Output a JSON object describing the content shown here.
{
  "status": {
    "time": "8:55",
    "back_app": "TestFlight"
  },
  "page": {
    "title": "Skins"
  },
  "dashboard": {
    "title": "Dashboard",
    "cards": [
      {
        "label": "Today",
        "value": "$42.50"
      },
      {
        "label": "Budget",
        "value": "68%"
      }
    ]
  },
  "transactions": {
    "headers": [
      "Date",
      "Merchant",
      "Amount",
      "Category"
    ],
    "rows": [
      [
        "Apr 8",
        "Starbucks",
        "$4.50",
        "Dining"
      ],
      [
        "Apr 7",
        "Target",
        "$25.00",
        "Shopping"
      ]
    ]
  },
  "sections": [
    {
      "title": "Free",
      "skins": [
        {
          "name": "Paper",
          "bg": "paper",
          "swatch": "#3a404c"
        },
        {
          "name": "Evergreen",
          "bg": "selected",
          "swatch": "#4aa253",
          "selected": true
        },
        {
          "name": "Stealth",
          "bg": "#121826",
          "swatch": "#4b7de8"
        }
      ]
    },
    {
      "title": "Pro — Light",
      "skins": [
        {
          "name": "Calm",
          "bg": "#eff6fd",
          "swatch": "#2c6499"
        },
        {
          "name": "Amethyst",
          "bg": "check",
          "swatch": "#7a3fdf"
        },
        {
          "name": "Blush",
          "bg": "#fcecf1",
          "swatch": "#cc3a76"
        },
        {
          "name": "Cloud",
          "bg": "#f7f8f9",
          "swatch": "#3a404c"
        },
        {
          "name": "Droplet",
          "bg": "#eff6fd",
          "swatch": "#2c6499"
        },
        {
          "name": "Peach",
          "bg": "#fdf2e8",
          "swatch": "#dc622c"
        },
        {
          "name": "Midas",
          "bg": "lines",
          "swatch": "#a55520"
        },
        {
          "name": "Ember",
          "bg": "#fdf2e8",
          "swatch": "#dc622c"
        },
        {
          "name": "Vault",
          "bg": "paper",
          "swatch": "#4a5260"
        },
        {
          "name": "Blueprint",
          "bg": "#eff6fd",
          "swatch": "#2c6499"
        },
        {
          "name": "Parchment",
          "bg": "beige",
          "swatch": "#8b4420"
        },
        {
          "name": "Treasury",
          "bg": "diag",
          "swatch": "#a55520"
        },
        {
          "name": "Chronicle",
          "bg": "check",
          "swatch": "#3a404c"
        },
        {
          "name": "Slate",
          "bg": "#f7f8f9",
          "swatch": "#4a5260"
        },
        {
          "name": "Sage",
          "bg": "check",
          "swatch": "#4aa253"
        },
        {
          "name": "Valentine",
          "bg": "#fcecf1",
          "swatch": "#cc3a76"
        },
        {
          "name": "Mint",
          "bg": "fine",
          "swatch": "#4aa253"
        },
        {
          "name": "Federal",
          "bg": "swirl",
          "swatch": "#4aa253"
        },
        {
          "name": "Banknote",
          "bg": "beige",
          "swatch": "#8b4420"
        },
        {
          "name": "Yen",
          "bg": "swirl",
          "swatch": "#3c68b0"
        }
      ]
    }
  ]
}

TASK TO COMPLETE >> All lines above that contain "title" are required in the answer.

TASK SOLUTION >>
    "title": "Skins"
    "title": "Dashboard",
      "title": "Free",
      "title": "Pro — Light",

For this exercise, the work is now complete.